GIVEN ENTRIES
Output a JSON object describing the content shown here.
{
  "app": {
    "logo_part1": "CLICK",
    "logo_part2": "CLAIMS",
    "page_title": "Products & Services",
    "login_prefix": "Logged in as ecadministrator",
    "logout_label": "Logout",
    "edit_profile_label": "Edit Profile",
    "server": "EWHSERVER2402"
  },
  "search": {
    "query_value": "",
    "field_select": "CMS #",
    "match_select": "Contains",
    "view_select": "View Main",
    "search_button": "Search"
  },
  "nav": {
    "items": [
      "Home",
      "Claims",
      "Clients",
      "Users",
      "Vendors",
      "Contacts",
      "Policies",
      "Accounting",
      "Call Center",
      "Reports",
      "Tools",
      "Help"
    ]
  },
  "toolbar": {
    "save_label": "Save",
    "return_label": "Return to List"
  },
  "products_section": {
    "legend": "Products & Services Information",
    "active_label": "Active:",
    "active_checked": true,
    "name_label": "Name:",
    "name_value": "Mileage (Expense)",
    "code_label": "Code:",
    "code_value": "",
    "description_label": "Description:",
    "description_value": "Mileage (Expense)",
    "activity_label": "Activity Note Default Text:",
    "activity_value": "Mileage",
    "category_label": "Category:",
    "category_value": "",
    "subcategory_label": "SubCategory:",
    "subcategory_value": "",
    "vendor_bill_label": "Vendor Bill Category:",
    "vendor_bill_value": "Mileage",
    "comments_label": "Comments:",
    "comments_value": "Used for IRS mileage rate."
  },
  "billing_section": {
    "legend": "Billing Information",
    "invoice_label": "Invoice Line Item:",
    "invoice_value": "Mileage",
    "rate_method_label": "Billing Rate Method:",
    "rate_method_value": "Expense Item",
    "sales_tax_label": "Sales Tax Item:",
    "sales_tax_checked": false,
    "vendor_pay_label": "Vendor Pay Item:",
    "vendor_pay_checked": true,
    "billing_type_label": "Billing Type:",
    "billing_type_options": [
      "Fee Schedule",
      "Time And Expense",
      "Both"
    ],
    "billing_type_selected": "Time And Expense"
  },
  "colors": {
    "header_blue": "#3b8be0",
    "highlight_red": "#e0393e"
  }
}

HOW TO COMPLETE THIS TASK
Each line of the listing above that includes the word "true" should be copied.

WRITTEN ANSWER
    "active_checked": true,
    "vendor_pay_checked": true,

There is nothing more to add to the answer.